*Problem to work on:* Could the data below be retyped exactly, without its pictures?

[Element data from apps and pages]
'''

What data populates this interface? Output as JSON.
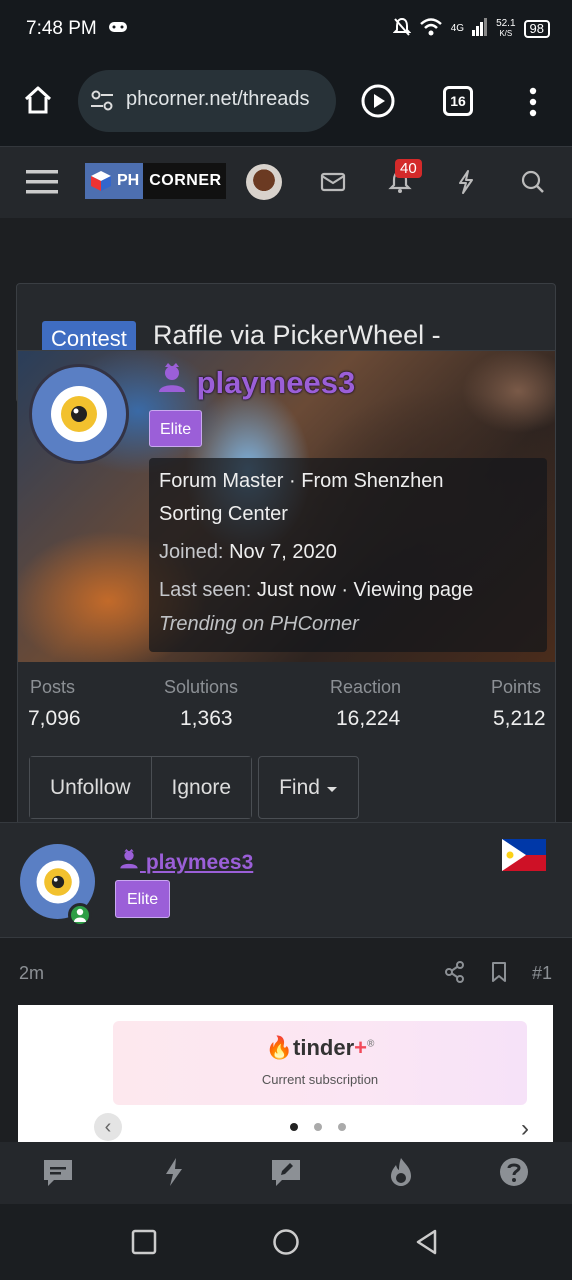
{
  "status_bar": {
    "time": "7:48 PM",
    "network_type": "4G",
    "speed": "52.1",
    "speed_unit": "K/S",
    "battery": "98"
  },
  "browser": {
    "url": "phcorner.net/threads",
    "tab_count": "16"
  },
  "site_header": {
    "logo_ph": "PH",
    "logo_corner": "CORNER",
    "notification_count": "40"
  },
  "thread": {
    "prefix": "Contest",
    "title": "Raffle via PickerWheel -"
  },
  "member_tooltip": {
    "username": "playmees3",
    "badge": "Elite",
    "title_line1": "Forum Master · From Shenzhen",
    "title_line2": "Sorting Center",
    "joined_label": "Joined:",
    "joined_value": "Nov 7, 2020",
    "last_seen_label": "Last seen:",
    "last_seen_value": "Just now · Viewing page",
    "activity": "Trending on PHCorner",
    "stats": [
      {
        "label": "Posts",
        "value": "7,096"
      },
      {
        "label": "Solutions",
        "value": "1,363"
      },
      {
        "label": "Reaction",
        "value": "16,224"
      },
      {
        "label": "Points",
        "value": "5,212"
      }
    ],
    "actions": {
      "unfollow": "Unfollow",
      "ignore": "Ignore",
      "find": "Find"
    }
  },
  "post": {
    "author": "playmees3",
    "badge": "Elite",
    "time": "2m",
    "number": "#1",
    "image": {
      "brand": "tinder",
      "plus": "+",
      "reg": "®",
      "subtitle": "Current subscription"
    }
  },
  "colors": {
    "accent_purple": "#9b5fd8",
    "contest_blue": "#3f6dc2",
    "badge_red": "#d42a2a",
    "online_green": "#2e9e46"
  },
  "icons": {
    "home": "home-icon",
    "tune": "site-settings-icon",
    "play": "play-icon",
    "menu": "more-vert-icon",
    "hamburger": "hamburger-icon",
    "mail": "mail-icon",
    "bell": "bell-icon",
    "lightning": "lightning-icon",
    "search": "search-icon",
    "share": "share-icon",
    "bookmark": "bookmark-icon"
  }
}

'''

*Exercise output:*
What data populates this interface? Output as JSON.
{
  "status_bar": {
    "time": "7:48 PM",
    "network_type": "4G",
    "speed": "52.1",
    "speed_unit": "K/S",
    "battery": "98"
  },
  "browser": {
    "url": "phcorner.net/threads",
    "tab_count": "16"
  },
  "site_header": {
    "logo_ph": "PH",
    "logo_corner": "CORNER",
    "notification_count": "40"
  },
  "thread": {
    "prefix": "Contest",
    "title": "Raffle via PickerWheel -"
  },
  "member_tooltip": {
    "username": "playmees3",
    "badge": "Elite",
    "title_line1": "Forum Master · From Shenzhen",
    "title_line2": "Sorting Center",
    "joined_label": "Joined:",
    "joined_value": "Nov 7, 2020",
    "last_seen_label": "Last seen:",
    "last_seen_value": "Just now · Viewing page",
    "activity": "Trending on PHCorner",
    "stats": [
      {
        "label": "Posts",
        "value": "7,096"
      },
      {
        "label": "Solutions",
        "value": "1,363"
      },
      {
        "label": "Reaction",
        "value": "16,224"
      },
      {
        "label": "Points",
        "value": "5,212"
      }
    ],
    "actions": {
      "unfollow": "Unfollow",
      "ignore": "Ignore",
      "find": "Find"
    }
  },
  "post": {
    "author": "playmees3",
    "badge": "Elite",
    "time": "2m",
    "number": "#1",
    "image": {
      "brand": "tinder",
      "plus": "+",
      "reg": "®",
      "subtitle": "Current subscription"
    }
  },
  "colors": {
    "accent_purple": "#9b5fd8",
    "contest_blue": "#3f6dc2",
    "badge_red": "#d42a2a",
    "online_green": "#2e9e46"
  },
  "icons": {
    "home": "home-icon",
    "tune": "site-settings-icon",
    "play": "play-icon",
    "menu": "more-vert-icon",
    "hamburger": "hamburger-icon",
    "mail": "mail-icon",
    "bell": "bell-icon",
    "lightning": "lightning-icon",
    "search": "search-icon",
    "share": "share-icon",
    "bookmark": "bookmark-icon"
  }
}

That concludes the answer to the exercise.